# [Work to complete]
Look through the listing below for the string "coords". Show each line where it occurs.

# [Record set]
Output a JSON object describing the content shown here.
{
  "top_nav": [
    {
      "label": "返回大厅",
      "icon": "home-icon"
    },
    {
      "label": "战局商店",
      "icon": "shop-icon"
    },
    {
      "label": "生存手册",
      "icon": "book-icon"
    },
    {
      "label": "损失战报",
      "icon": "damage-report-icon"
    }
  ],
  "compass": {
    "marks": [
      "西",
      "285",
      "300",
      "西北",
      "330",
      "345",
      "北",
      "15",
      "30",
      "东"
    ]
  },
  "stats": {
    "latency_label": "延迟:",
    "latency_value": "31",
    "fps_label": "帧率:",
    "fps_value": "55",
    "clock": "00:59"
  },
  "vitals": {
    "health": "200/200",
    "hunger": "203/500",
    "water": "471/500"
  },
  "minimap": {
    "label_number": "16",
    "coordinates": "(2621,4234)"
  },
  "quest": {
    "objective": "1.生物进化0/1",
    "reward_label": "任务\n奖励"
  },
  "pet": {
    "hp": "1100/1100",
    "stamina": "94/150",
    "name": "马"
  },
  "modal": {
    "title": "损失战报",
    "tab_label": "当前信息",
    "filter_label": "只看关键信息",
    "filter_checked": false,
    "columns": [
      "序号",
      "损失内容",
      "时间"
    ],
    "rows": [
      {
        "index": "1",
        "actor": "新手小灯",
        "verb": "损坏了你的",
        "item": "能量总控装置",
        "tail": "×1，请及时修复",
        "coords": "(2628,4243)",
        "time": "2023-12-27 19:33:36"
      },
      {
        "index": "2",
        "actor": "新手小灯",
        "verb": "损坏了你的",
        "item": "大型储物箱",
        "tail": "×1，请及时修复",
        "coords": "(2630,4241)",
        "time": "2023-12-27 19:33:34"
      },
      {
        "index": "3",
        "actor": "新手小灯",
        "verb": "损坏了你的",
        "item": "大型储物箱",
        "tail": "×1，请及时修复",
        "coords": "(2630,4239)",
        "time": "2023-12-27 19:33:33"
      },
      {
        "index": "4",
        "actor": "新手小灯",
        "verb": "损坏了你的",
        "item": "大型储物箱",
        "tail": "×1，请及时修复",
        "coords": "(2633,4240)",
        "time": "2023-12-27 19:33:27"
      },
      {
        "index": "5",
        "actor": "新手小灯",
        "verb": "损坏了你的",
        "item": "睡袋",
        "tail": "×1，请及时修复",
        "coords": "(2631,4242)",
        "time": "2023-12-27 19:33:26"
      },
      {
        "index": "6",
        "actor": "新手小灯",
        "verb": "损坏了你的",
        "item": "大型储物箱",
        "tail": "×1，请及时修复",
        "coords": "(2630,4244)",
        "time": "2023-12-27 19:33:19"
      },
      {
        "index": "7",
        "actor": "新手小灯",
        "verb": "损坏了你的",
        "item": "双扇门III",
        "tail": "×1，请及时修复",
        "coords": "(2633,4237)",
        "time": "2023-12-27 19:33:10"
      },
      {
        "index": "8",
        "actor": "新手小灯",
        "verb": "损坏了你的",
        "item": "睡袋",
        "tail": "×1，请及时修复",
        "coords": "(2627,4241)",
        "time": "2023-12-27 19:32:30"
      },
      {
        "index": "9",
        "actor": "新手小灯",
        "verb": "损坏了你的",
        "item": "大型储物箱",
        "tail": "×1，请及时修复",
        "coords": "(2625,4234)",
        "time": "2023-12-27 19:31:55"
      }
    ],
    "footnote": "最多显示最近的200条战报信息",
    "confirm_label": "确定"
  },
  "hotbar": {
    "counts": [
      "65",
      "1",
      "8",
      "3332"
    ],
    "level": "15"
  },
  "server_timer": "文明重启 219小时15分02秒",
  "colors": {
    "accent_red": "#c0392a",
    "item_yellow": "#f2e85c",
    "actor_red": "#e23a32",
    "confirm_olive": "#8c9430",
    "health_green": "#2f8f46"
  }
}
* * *
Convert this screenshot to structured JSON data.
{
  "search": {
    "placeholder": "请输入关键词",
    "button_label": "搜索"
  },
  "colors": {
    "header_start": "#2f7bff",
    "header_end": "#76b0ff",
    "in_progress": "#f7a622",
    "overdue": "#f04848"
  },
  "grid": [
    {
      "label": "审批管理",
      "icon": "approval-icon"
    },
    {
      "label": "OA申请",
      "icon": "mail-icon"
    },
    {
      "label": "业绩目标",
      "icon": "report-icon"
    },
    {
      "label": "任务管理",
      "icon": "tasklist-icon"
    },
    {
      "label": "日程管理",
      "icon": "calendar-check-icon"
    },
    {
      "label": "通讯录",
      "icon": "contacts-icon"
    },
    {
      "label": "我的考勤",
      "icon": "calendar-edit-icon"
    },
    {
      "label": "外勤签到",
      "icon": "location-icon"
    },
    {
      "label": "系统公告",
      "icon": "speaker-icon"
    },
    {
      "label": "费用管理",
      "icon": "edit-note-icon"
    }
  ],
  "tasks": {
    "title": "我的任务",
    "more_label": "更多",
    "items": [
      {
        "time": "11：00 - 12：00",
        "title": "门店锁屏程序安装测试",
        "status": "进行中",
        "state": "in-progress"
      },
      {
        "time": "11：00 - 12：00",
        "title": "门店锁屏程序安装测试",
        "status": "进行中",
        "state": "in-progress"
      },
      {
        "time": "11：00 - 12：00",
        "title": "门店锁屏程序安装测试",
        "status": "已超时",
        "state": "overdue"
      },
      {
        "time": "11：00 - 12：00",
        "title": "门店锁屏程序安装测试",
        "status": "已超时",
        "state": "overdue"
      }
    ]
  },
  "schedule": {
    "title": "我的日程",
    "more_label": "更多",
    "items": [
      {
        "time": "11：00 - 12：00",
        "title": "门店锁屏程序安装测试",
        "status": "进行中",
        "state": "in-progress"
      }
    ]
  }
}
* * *
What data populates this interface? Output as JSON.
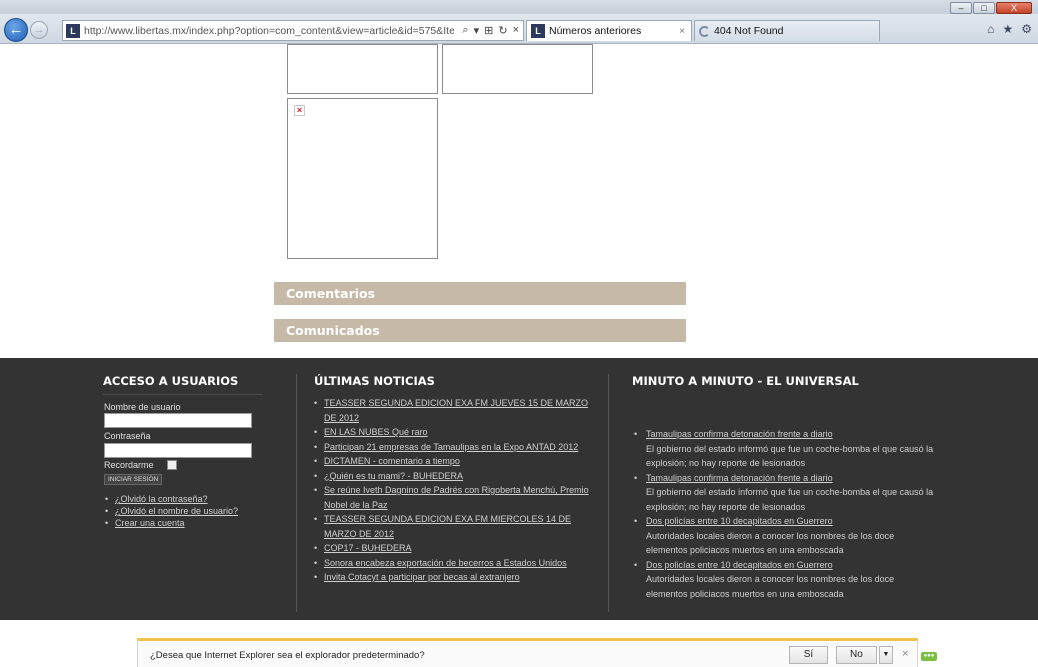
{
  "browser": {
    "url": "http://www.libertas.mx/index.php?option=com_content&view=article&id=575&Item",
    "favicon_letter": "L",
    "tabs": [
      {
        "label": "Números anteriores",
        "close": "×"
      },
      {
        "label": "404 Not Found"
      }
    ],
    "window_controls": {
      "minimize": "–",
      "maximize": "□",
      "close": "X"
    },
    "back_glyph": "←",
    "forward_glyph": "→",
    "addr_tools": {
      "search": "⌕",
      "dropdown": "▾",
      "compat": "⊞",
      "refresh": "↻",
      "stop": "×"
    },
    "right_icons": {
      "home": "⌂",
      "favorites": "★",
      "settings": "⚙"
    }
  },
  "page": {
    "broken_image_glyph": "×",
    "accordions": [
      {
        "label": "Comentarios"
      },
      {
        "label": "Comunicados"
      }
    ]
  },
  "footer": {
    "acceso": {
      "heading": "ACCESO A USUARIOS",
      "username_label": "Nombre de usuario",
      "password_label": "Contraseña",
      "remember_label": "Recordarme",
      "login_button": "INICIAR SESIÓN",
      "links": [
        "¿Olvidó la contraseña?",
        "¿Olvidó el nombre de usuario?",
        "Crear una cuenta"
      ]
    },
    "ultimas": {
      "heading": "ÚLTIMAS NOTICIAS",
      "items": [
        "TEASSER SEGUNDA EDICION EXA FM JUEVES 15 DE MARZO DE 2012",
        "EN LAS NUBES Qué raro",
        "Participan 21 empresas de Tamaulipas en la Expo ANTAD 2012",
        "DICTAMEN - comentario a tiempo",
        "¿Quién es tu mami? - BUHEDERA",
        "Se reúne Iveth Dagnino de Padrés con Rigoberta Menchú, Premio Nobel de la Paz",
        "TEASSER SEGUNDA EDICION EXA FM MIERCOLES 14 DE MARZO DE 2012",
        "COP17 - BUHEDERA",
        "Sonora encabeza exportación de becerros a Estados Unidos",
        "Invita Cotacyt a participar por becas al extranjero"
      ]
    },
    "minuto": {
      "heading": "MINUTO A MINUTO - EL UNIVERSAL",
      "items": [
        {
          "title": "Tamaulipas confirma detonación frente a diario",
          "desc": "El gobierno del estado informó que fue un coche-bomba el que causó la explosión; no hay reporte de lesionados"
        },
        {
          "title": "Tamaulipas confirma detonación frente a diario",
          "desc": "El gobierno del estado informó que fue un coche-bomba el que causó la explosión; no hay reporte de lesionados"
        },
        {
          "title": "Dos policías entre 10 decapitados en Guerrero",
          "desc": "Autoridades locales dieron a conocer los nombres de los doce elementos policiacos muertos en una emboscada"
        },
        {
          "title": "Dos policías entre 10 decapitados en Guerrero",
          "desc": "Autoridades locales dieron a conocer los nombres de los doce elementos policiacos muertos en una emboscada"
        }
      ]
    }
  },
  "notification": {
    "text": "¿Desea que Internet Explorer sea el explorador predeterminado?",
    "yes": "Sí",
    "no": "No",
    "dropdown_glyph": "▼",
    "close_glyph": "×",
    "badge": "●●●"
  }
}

# [Response]
        "coords": "(2628,4243)",
        "coords": "(2630,4241)",
        "coords": "(2630,4239)",
        "coords": "(2633,4240)",
        "coords": "(2631,4242)",
        "coords": "(2630,4244)",
        "coords": "(2633,4237)",
        "coords": "(2627,4241)",
        "coords": "(2625,4234)",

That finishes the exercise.